So Badam ki Jaali and Ashrafi turned out to be real classics. There are only a couple of families here that make these sweets and they too are related. Both sweets are made from marzipan using almond meal and sugar. Badam ki jali is usually cut into different shapes and at times, cut into pattern with Urdu writings for special occasions. The original recipe had eggs, but slowly the customer base for these sweets expanded and they started getting many non muslim clientele. Hence eggs were removed from the recipe of both sweets. Badam ki jali’s also lightly baked at the end to give it a slight colour.

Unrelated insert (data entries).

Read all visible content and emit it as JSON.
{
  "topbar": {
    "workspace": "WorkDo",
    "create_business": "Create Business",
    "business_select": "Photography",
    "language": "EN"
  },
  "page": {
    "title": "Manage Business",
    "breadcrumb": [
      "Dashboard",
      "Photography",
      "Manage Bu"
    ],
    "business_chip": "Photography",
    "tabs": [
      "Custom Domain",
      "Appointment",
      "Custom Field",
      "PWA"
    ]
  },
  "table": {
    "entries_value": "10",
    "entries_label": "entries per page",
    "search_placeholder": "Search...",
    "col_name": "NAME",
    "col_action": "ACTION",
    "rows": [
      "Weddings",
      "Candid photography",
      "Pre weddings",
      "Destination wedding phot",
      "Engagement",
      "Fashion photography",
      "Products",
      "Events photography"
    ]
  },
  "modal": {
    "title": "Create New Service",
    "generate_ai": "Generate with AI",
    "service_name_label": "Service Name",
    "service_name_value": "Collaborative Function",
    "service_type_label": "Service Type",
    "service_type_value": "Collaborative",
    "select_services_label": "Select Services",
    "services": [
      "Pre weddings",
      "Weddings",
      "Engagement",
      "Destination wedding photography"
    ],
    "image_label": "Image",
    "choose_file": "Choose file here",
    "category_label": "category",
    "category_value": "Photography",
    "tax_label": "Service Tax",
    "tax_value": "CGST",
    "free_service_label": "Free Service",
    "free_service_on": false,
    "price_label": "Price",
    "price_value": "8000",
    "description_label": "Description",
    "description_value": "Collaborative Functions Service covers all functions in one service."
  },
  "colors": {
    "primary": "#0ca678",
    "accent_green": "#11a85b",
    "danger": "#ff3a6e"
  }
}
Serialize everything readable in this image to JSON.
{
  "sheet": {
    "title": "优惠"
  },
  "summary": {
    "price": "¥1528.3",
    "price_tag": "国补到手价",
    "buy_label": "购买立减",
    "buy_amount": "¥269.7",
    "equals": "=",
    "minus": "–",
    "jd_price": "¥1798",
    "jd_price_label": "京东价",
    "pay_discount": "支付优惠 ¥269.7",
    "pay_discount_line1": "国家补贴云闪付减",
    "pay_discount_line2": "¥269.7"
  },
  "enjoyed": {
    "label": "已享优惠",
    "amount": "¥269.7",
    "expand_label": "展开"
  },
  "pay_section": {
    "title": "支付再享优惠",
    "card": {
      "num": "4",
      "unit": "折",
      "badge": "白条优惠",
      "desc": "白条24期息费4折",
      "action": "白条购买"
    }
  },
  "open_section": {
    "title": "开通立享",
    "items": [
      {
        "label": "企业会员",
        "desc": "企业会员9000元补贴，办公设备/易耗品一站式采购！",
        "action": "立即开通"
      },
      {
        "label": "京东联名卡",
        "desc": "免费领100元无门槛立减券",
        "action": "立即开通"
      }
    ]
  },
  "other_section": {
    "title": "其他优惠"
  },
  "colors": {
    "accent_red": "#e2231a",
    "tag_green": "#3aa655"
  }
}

Ashrafi on the other hand, isn’t baked. But has saffron and some yellow colour added. Ashrafi were the special gold coins issued by the Nizam of Hyderabad. These weren’t the local currency, but specially issued gold coins. And had a special significance in Hyderabad. The ashrafi is made by putting marzipan in between of two moulds that have the same inscription of the Nizam’s gold coins. The sides are then cut and smoothened.
Badam ki Jali and Ashrafi are mostly now made from cashew to keep costs low. Almond is used only for special orders. Only the ‘mawa’ variety of almond is used to make Badam ki Jali and Ashrafi. It’s usually more expensive than regular almonds.
Happy hunting and chowder-on!